Hardcore rock musician and radio host Henry Rollins wrote a column for L.A. Weekly this week highlighting the trials black Americans face every day. In the piece, Rollins asserts that there are "two Americas" and that the people who ignore this are blinded by privilege that allows them to escape negative racial stigma.
He begins by mentioning the recent police shootings in Texas and the deaths of Alton Sterling in Louisiana and Philando Castile in Minnesota, both of whom were killed by police officers. These events, he claims, were made worse when commentators like former New York City Mayor Rudy Giuliani began spreading "propaganda" about the sociopolitical climate in the country.
After five police officers were killed in Dallas on the same evening as a Black Lives Matter rally, Giuliani called the social movement "inherently racist" because it blames law enforcement for complex social problems within the black community.
The despicable litanies of willfully ignorant denial and misinformation I have heard spouted in the last several days by pieces of s*** like Rudy Giuliani all but ensure that things will get worse. The mainstream media outlets allow this utter crap to slide by unchallenged and, by doing so, legitimize falsehoods that could get people killed. Ratings-based, 24/7, for-profit media is the complete death of true journalism and a catapult for propaganda.
"If white America experienced a fraction of what black America deals with regarding law enforcement, incarceration, the court system, employment and countless other facts of life, they would immediately and collectively lose their minds," Rollins asserts.
The foul-mouthed radio host goes on to describe his childhood growing up in Washington, D.C., and the racial tension he experienced as a white kid attending a mostly African-American school. He claims to have first observed the divide between "White America" and "Black America" as early as third grade.
He recalls a story from his early musical career to help explain the prejudice black artists would encounter. In 1991, Rollins played the first Lollapalooza tour. During that summer, he spent a lot of time hanging out with the rapper Ice-T and his bandmates.
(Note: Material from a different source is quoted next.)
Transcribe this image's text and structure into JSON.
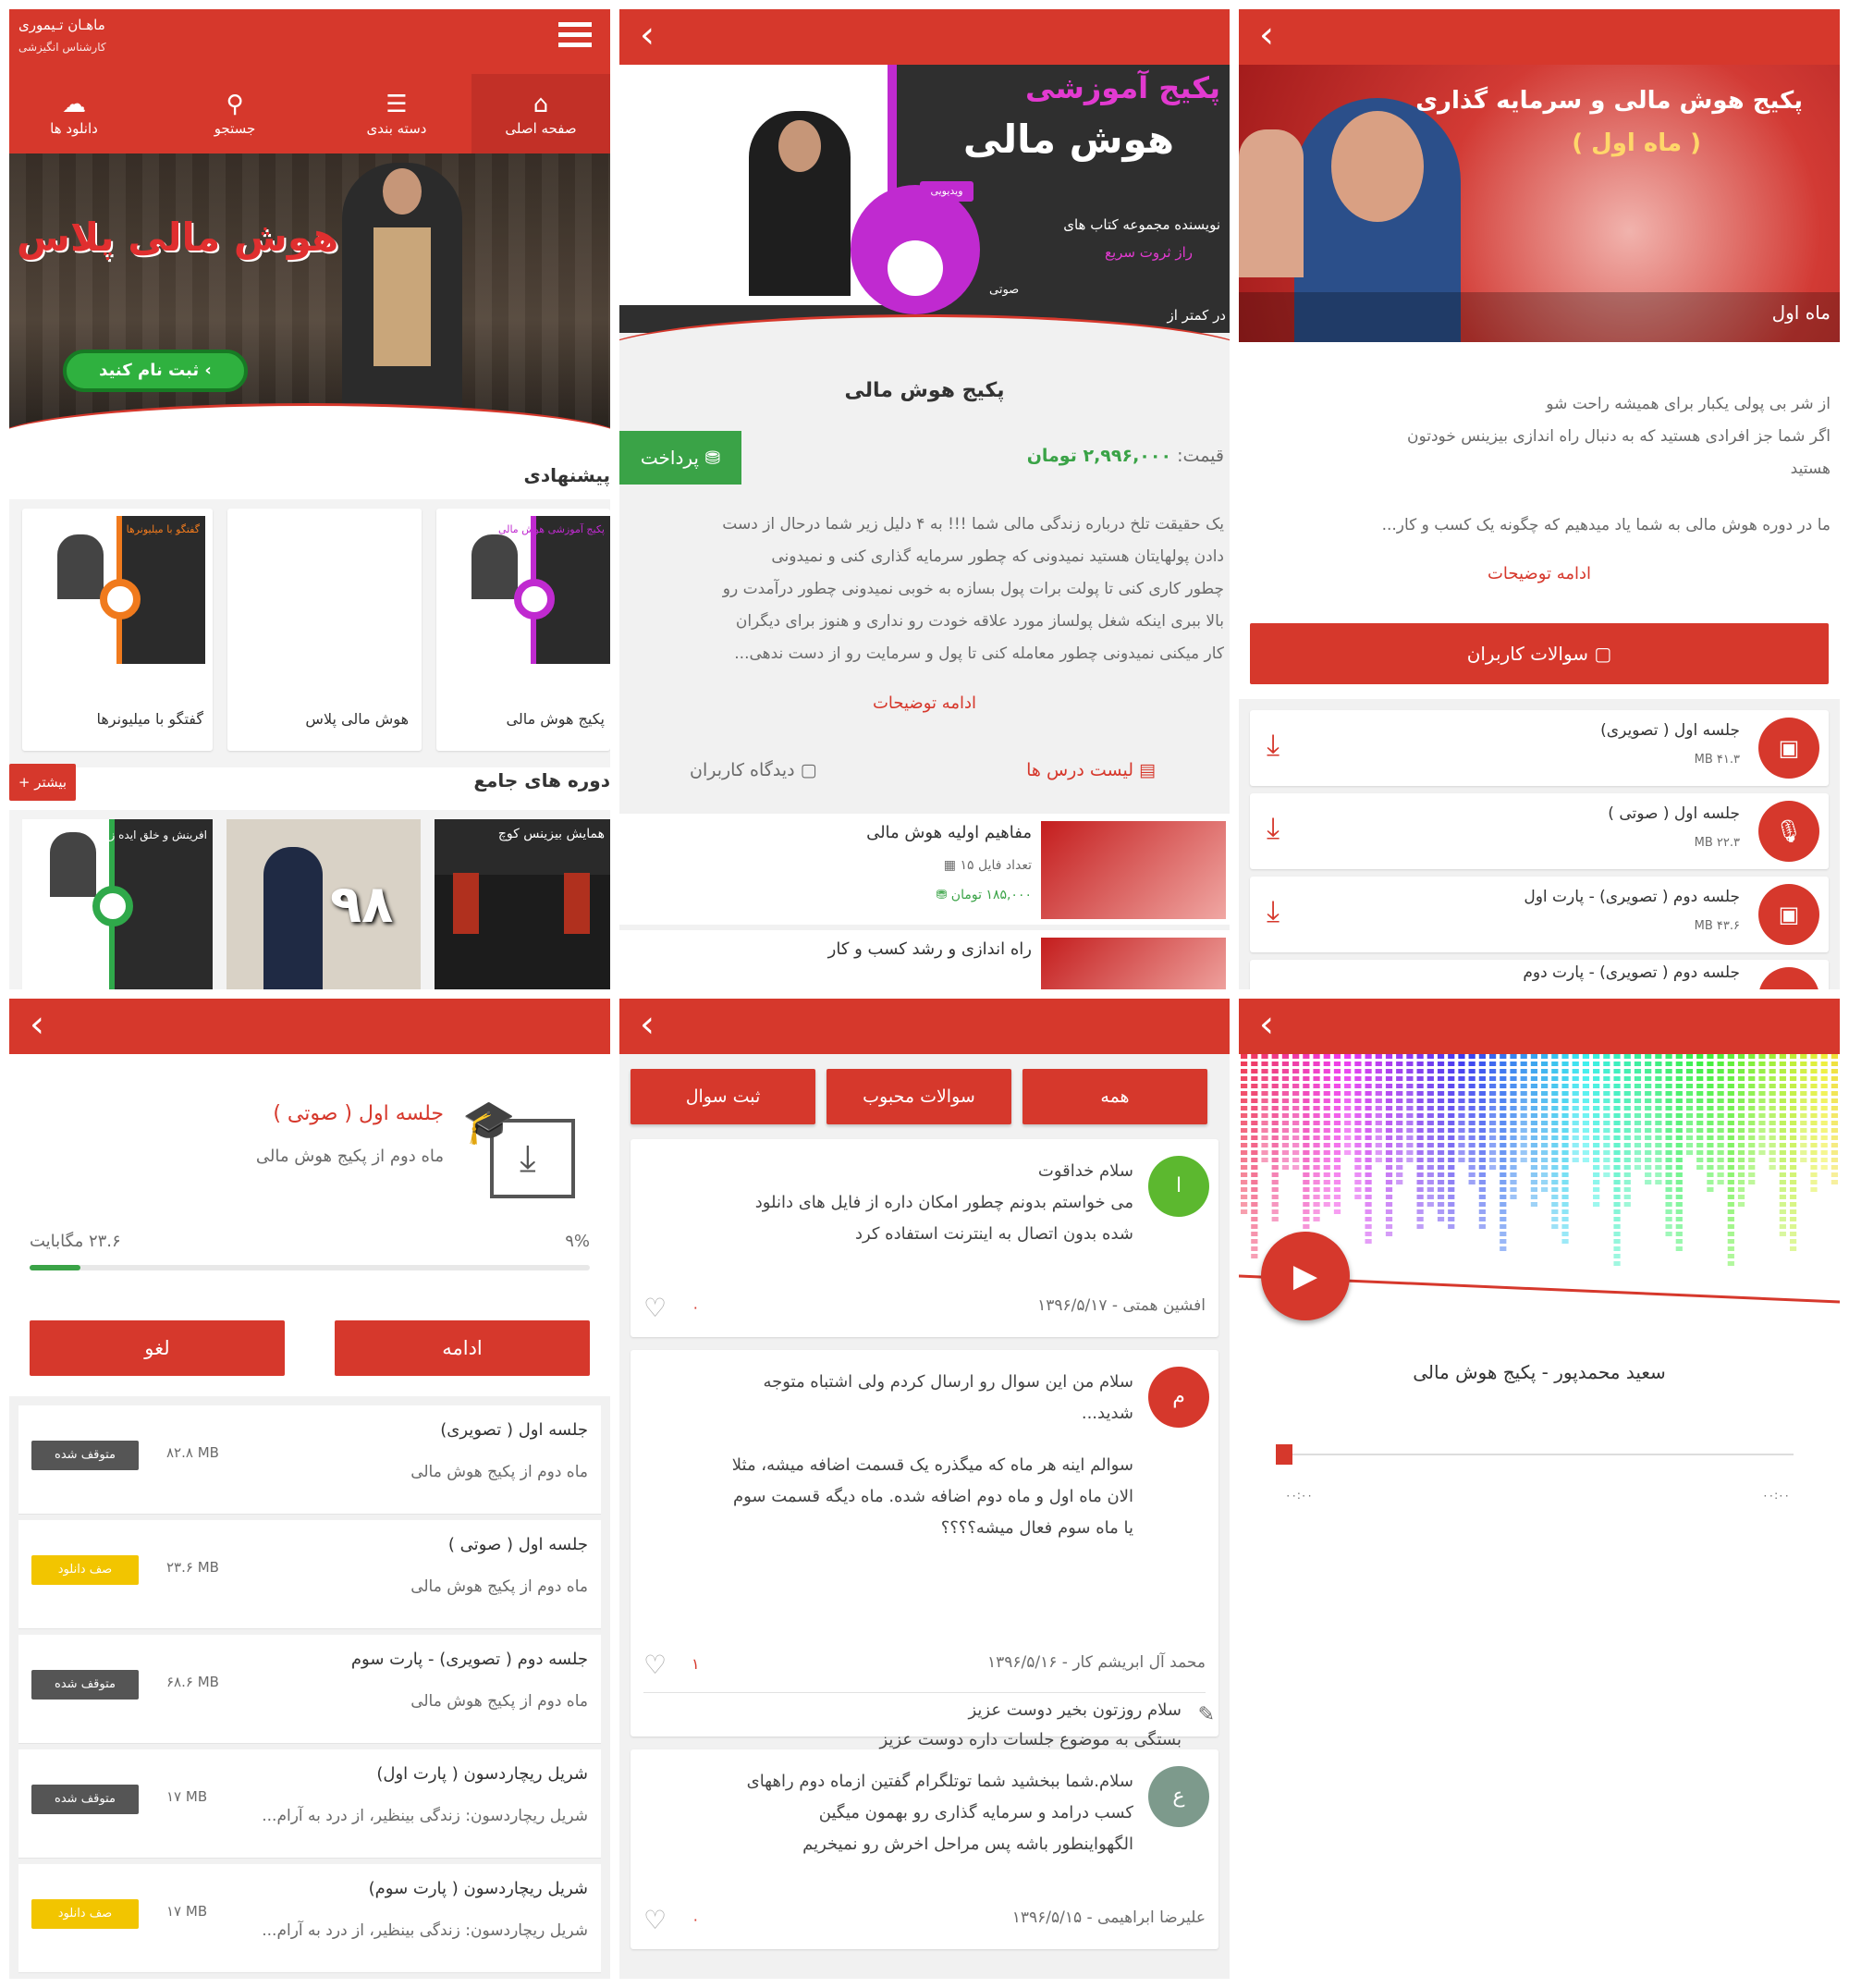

On days off, or when our buses would pull into the same place, we would eat together. All his guys wore gold. I have no idea what a necklace is worth, but it all looked expensive to me. When we went into places, white patrons and staff tripped on these guys. This is when I understood one of the reasons for the visible display of wealth. My whiteness assured them that I could pay for my meal. Ice-T and his guys had to demonstrate their ability to pay by literally wearing a show of wealth.
"I’m an educated, Caucasian, heterosexual male," Rollins writes. "Does this ensure I will have success and live the American Dream? Obviously it doesn’t, but it damn sure drops me on second base with a great opportunity to steal third."
"I live solidly in one of the Americas but have been aware of other Americas for decades," he continues. He notes that in the wake of the recent tragedy in Dallas and highly publicized police-involved shootings across the country, a favored solution of politicians has been to stress the need for all Americans to "come together."
"To that I say, 'You first, motherf*****,'" he writes.
Rollins then charges everyday Americans with the task of being "amazing all the time" and actively seeking to understand those living in a different cultural, economic and political environment. Only this, he claims, will mend the divide.
"Don’t wait for your government," he writes. "It’s a broken machine that can only deliver damaged goods. Prejudice coats the mechanics of the USA’s OS. Attempts to clean the parts are attacked as big-government, special-interest meddling."
"Equality, tolerance and decency are not inherently American or human traits. They are values you choose to adopt and use or not," he concludes. "So, be amazing all the time."